So, there I was, driving back from yoga feeling quite zen and self-congratulatory. Sure, I had a bit of bumpy week, not really putting all the love and sunshine in the world as I had intended…sure I’d been nasty and dismissive to the kids a few times and watched television when I should have cleaned and maybe drank a little too much hard liquor, but I had been to Sunday morning yoga and was feeling cleansed and calm and ready to start a new week as a nice person.
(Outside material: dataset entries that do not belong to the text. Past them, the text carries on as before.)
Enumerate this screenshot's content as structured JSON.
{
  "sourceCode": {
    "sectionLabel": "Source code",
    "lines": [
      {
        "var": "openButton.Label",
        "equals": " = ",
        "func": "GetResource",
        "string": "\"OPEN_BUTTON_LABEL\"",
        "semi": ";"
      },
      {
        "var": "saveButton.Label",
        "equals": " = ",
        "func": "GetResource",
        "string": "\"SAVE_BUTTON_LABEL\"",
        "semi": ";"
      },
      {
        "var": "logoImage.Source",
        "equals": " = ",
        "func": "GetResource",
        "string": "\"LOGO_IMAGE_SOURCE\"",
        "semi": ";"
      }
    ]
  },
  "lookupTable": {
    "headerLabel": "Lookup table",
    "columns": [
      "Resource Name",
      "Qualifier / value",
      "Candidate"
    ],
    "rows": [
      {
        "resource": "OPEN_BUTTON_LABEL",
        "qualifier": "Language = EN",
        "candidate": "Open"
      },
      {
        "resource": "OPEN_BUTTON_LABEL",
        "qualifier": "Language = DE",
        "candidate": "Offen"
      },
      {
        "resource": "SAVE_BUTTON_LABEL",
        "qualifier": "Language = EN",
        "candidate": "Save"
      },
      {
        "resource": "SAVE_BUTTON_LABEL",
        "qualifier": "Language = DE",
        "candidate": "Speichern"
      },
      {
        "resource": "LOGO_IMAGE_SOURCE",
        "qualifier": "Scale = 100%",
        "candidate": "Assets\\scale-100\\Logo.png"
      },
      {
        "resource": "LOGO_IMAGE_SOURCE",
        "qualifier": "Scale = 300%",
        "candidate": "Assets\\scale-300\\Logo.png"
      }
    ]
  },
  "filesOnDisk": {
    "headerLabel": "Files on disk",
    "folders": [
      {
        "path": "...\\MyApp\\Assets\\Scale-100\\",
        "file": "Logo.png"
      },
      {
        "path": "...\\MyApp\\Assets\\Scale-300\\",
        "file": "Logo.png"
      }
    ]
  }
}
Then, a motorcycle rally happened. I pulled up to a stoplight just 3 minutes from home, and the police had shut down the intersection. Motorbikes began pouring through the thoroughfare by the dozens. At first I was amused and thought zen-fully to myself, “Oh how cute. A Memorial weekend motorbike ride!” I congratulated myself on my long-suffering and forbearing nature.


Then, dozens turned into hundreds and I began to feel annoyed and claustrophobic. My newly found serenity began to dissolve into dust around me.


I found myself cursing motorbikes.

And motorbike riders.

And the city who would allow a major intersection to be shut down.

And the police officer who clearly could have let us pass through.


As the hundreds of bikes turned into 1000, and 2 minutes turned into 20, I pulled out my phone and googled what this could possibly be.


It was a rally to raise money for abused and neglected children.


Guess what? I was still annoyed.


And then I realized what a hypocritical jerk I was.


I’m proud of the fact that I spend a good majority of my life seeking out opportunities to help and be of service to people. I want to be kind and good and generous. That is, until it inconveniences me. As one of my favorite authors said,

“…I go around feeling like the world is a gigantic baby with AIDS, and I try to bring some humanity to that in my lurching and imperfect way, like a candy striper with corns and PMS. And I do pretty well – until I have to spend time with Jesus in his distressing guise as [ “X” – insert annoying thing]. Then the whole thing can start to come apart like a two-dollar watch.” –Anne Lamott


Turns out, opportunities to be patient or to serve or be kind don’t usually arrive dressed up in ribbons and bows at a convenient time. They are often grumpy, unappreciative, smelling bad and arriving at exactly the wrong time. If in serving others, we are often serving Jesus unaware, Jesus is often in the distressing guise of the homeless, a cranky kid, a political polar opposite, or a motorcycle gang taking up a big hunk of our morning when we really just want to be home making ourselves an omelet.


It’s rarely ever a good time to be patient – that’s kinda the point. It requires a sort of sacrifice on our part; or we can’t really claim that we’re tolerant or accommodating. When the rubber hits the road and we’re tested, we find out the extent of our patience, generosity and kindness.


I’d like to say that the motorbike rally was a day changer for me and that I suddenly became Mother Theresa upon realizing my faults. But I didn’t. I had plenty more missteps today that probably “made Jesus want to drink gin straight out of the cat dish”  (another Anne Lamott phrase).


But maybe tomorrow I’ll be a little bit more aware, a little slower to anger, a little more patient. And I’ll give myself a little splash of that grace and forgiveness that I’m trying my hardest to give to everyone else.